RECORDS>

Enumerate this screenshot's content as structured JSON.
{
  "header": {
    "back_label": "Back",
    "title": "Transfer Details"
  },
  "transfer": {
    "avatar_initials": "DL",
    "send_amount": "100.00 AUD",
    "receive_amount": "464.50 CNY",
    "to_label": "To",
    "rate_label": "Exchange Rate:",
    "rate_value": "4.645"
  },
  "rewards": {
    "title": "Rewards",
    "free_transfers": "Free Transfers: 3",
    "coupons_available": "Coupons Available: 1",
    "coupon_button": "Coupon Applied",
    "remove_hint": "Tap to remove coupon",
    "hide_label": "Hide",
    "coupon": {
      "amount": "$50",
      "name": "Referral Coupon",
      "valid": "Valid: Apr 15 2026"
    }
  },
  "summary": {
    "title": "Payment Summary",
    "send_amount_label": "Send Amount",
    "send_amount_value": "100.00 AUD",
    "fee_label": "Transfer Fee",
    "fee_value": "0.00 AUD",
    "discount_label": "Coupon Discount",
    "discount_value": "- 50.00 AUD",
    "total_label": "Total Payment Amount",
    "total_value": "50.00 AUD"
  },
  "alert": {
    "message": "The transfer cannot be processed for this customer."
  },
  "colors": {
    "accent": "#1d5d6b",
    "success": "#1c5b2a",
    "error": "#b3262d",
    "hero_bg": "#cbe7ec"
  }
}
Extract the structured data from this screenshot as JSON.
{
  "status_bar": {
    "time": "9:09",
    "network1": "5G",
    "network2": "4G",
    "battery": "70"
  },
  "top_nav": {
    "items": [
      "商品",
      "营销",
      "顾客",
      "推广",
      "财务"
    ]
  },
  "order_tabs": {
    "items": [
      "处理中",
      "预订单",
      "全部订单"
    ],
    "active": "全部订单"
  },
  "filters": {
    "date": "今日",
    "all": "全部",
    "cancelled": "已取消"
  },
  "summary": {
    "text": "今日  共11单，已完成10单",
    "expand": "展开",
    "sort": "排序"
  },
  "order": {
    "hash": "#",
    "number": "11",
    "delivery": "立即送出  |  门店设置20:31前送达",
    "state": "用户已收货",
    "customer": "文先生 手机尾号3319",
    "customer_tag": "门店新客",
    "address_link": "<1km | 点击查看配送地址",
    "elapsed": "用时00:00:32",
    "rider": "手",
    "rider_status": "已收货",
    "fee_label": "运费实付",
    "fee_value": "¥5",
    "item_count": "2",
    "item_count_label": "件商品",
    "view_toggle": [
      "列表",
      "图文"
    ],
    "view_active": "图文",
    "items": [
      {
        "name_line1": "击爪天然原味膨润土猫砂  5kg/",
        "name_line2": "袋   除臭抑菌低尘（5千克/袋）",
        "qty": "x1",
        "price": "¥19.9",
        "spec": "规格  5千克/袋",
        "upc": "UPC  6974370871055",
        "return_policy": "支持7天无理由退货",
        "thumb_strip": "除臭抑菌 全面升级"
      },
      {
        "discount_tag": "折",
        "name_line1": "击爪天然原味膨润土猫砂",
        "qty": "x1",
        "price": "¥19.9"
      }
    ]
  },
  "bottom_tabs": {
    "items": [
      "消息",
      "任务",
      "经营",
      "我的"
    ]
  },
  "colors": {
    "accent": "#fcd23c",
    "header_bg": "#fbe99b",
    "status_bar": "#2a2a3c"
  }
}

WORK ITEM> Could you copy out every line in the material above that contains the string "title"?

SOLUTION TO THIS TASK>
    "title": "Transfer Details"
    "title": "Rewards",
    "title": "Payment Summary",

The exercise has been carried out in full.